----- Records for the exercise -----

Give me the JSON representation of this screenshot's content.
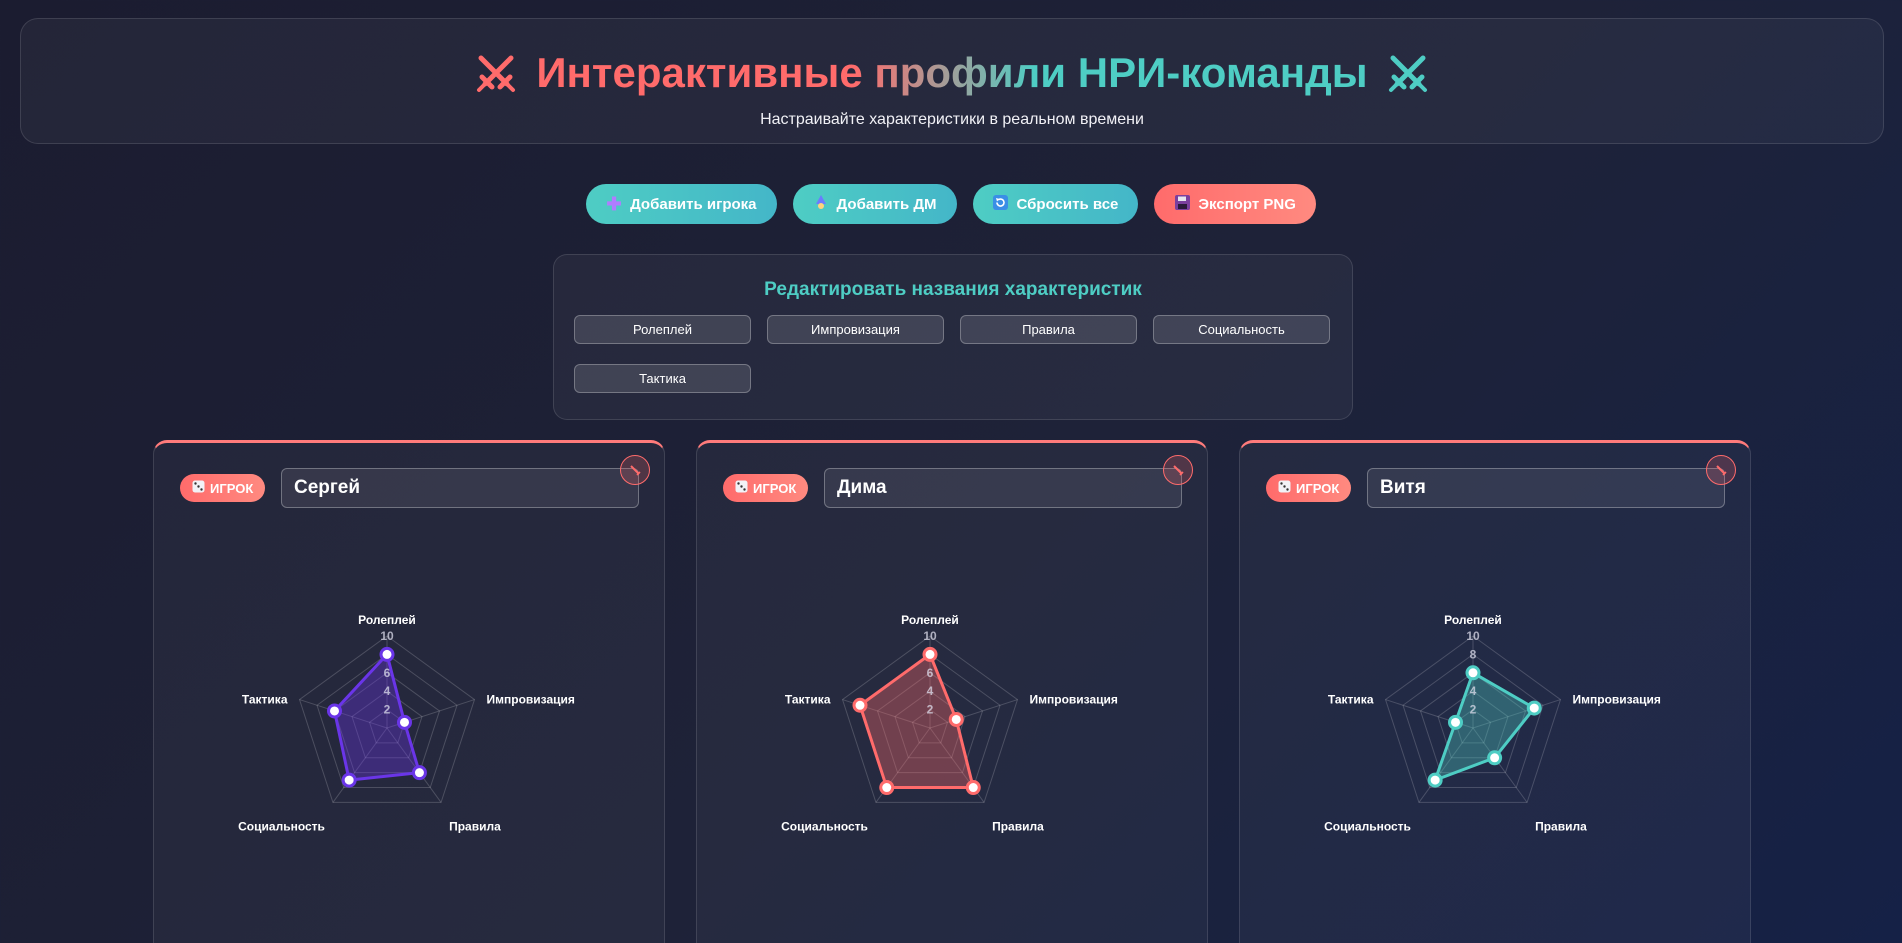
{
  "header": {
    "title": "Интерактивные профили НРИ-команды",
    "subtitle": "Настраивайте характеристики в реальном времени",
    "left_icon": "crossed-swords-icon",
    "right_icon": "crossed-swords-icon"
  },
  "toolbar": {
    "add_player": {
      "label": "Добавить игрока",
      "icon": "plus-icon"
    },
    "add_dm": {
      "label": "Добавить ДМ",
      "icon": "mage-icon"
    },
    "reset_all": {
      "label": "Сбросить все",
      "icon": "refresh-icon"
    },
    "export_png": {
      "label": "Экспорт PNG",
      "icon": "floppy-disk-icon"
    }
  },
  "stats_editor": {
    "title": "Редактировать названия характеристик",
    "stats": [
      "Ролеплей",
      "Импровизация",
      "Правила",
      "Социальность",
      "Тактика"
    ]
  },
  "cards": [
    {
      "role": "ИГРОК",
      "role_icon": "dice-icon",
      "name": "Сергей",
      "color": "#6a35e8",
      "values": [
        8,
        2,
        6,
        7,
        6
      ]
    },
    {
      "role": "ИГРОК",
      "role_icon": "dice-icon",
      "name": "Дима",
      "color": "#ff6b6b",
      "values": [
        8,
        3,
        8,
        8,
        8
      ]
    },
    {
      "role": "ИГРОК",
      "role_icon": "dice-icon",
      "name": "Витя",
      "color": "#4ecdc4",
      "values": [
        6,
        7,
        4,
        7,
        2
      ]
    }
  ],
  "chart_data": {
    "type": "radar",
    "axes": [
      "Ролеплей",
      "Импровизация",
      "Правила",
      "Социальность",
      "Тактика"
    ],
    "ticks": [
      "2",
      "4",
      "6",
      "8",
      "10"
    ],
    "range": [
      0,
      10
    ],
    "series": [
      {
        "name": "Сергей",
        "values": [
          8,
          2,
          6,
          7,
          6
        ]
      },
      {
        "name": "Дима",
        "values": [
          8,
          3,
          8,
          8,
          8
        ]
      },
      {
        "name": "Витя",
        "values": [
          6,
          7,
          4,
          7,
          2
        ]
      }
    ]
  },
  "colors": {
    "accent_red": "#ff6b6b",
    "accent_teal": "#4ecdc4",
    "purple": "#6a35e8"
  }
}
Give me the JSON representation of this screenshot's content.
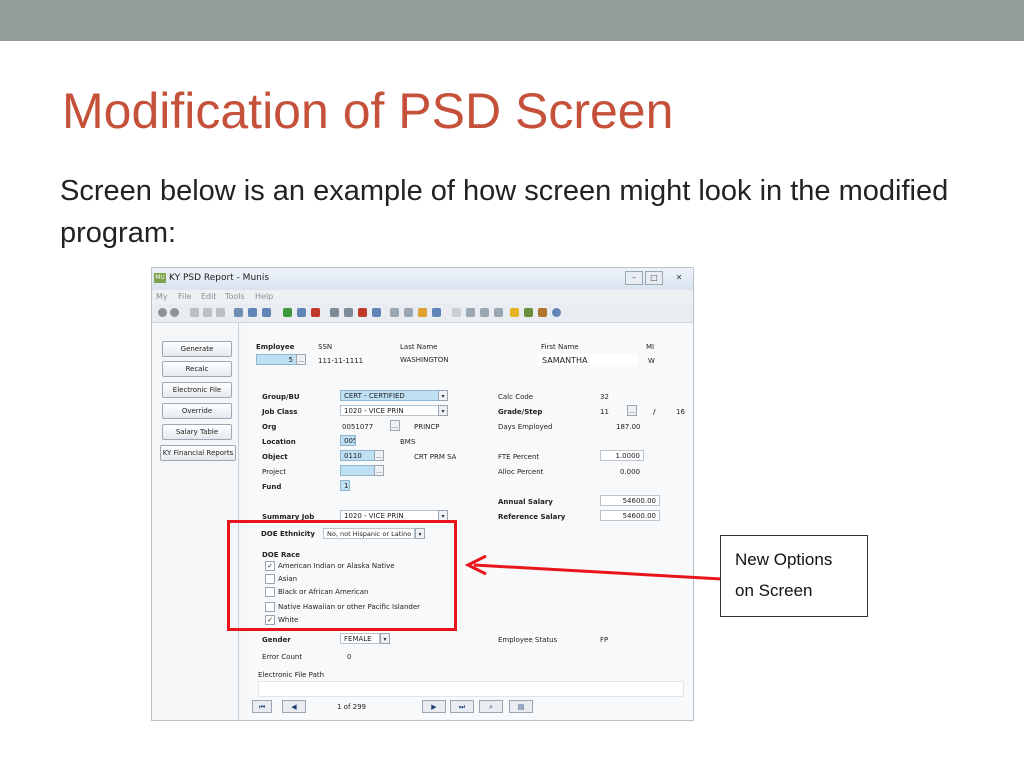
{
  "slide": {
    "title": "Modification of PSD Screen",
    "body": "Screen below is an example of how screen might look in the modified program:"
  },
  "window": {
    "title": "KY PSD Report - Munis",
    "app_icon_text": "MU",
    "menu": [
      "My",
      "File",
      "Edit",
      "Tools",
      "Help"
    ]
  },
  "left_buttons": [
    "Generate",
    "Recalc",
    "Electronic File",
    "Override",
    "Salary Table",
    "KY Financial Reports"
  ],
  "employee": {
    "employee_label": "Employee",
    "employee_value": "5",
    "ssn_label": "SSN",
    "ssn_value": "111-11-1111",
    "last_name_label": "Last Name",
    "last_name_value": "WASHINGTON",
    "first_name_label": "First Name",
    "first_name_value": "SAMANTHA",
    "mi_label": "MI",
    "mi_value": "W"
  },
  "fields": {
    "group_bu_label": "Group/BU",
    "group_bu_value": "CERT - CERTIFIED",
    "job_class_label": "Job Class",
    "job_class_value": "1020 - VICE PRIN",
    "org_label": "Org",
    "org_value": "0051077",
    "org_desc": "PRINCP",
    "location_label": "Location",
    "location_value": "005",
    "location_desc": "BMS",
    "object_label": "Object",
    "object_value": "0110",
    "object_desc": "CRT PRM SA",
    "project_label": "Project",
    "project_value": "",
    "fund_label": "Fund",
    "fund_value": "1",
    "summary_job_label": "Summary Job",
    "summary_job_value": "1020 - VICE PRIN",
    "calc_code_label": "Calc Code",
    "calc_code_value": "32",
    "grade_step_label": "Grade/Step",
    "grade_value": "11",
    "grade_sep": "/",
    "step_value": "16",
    "days_employed_label": "Days Employed",
    "days_employed_value": "187.00",
    "fte_percent_label": "FTE Percent",
    "fte_percent_value": "1.0000",
    "alloc_percent_label": "Alloc Percent",
    "alloc_percent_value": "0.000",
    "annual_salary_label": "Annual Salary",
    "annual_salary_value": "54600.00",
    "reference_salary_label": "Reference Salary",
    "reference_salary_value": "54600.00"
  },
  "doe": {
    "ethnicity_label": "DOE Ethnicity",
    "ethnicity_value": "No, not Hispanic or Latino",
    "race_label": "DOE Race",
    "races": [
      {
        "label": "American Indian or Alaska Native",
        "checked": true
      },
      {
        "label": "Asian",
        "checked": false
      },
      {
        "label": "Black or African American",
        "checked": false
      },
      {
        "label": "Native Hawaiian or other Pacific Islander",
        "checked": false
      },
      {
        "label": "White",
        "checked": true
      }
    ]
  },
  "bottom": {
    "gender_label": "Gender",
    "gender_value": "FEMALE",
    "error_count_label": "Error Count",
    "error_count_value": "0",
    "employee_status_label": "Employee Status",
    "employee_status_value": "FP",
    "efile_path_label": "Electronic File Path",
    "page_text": "1 of 299"
  },
  "callout": {
    "line1": "New Options",
    "line2": "on Screen"
  },
  "colors": {
    "title": "#c5513a",
    "top_band": "#919e97",
    "highlight": "#e8161c",
    "field_blue": "#bfe0f2"
  }
}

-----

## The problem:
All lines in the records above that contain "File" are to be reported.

## Your response:
      "File",
    "Electronic File",
    "efile_path_label": "Electronic File Path",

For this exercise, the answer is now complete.